>>>

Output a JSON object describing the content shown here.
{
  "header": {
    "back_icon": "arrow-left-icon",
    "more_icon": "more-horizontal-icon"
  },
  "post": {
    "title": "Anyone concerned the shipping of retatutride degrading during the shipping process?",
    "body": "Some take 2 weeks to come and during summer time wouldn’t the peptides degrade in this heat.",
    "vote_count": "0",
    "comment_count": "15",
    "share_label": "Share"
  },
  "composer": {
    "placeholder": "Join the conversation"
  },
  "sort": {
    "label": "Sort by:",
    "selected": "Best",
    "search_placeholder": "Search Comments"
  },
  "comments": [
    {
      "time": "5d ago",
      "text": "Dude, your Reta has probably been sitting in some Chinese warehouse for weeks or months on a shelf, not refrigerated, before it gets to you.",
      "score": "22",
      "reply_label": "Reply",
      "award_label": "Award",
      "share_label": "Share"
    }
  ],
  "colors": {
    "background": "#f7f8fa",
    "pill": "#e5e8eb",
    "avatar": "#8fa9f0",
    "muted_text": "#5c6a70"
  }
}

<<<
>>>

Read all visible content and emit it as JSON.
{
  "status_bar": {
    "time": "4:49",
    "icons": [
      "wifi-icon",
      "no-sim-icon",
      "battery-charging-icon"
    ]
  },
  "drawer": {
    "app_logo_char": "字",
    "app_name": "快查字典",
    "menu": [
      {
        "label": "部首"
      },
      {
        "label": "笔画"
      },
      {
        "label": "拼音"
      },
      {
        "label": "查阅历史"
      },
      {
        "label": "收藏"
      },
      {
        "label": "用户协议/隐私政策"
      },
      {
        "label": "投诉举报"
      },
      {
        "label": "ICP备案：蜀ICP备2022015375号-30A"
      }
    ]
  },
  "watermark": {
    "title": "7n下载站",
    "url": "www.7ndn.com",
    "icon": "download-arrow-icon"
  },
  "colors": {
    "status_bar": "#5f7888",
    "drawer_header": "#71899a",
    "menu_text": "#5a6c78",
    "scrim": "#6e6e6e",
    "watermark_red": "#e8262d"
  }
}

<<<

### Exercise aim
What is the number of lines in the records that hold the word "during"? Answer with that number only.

### Task solution
2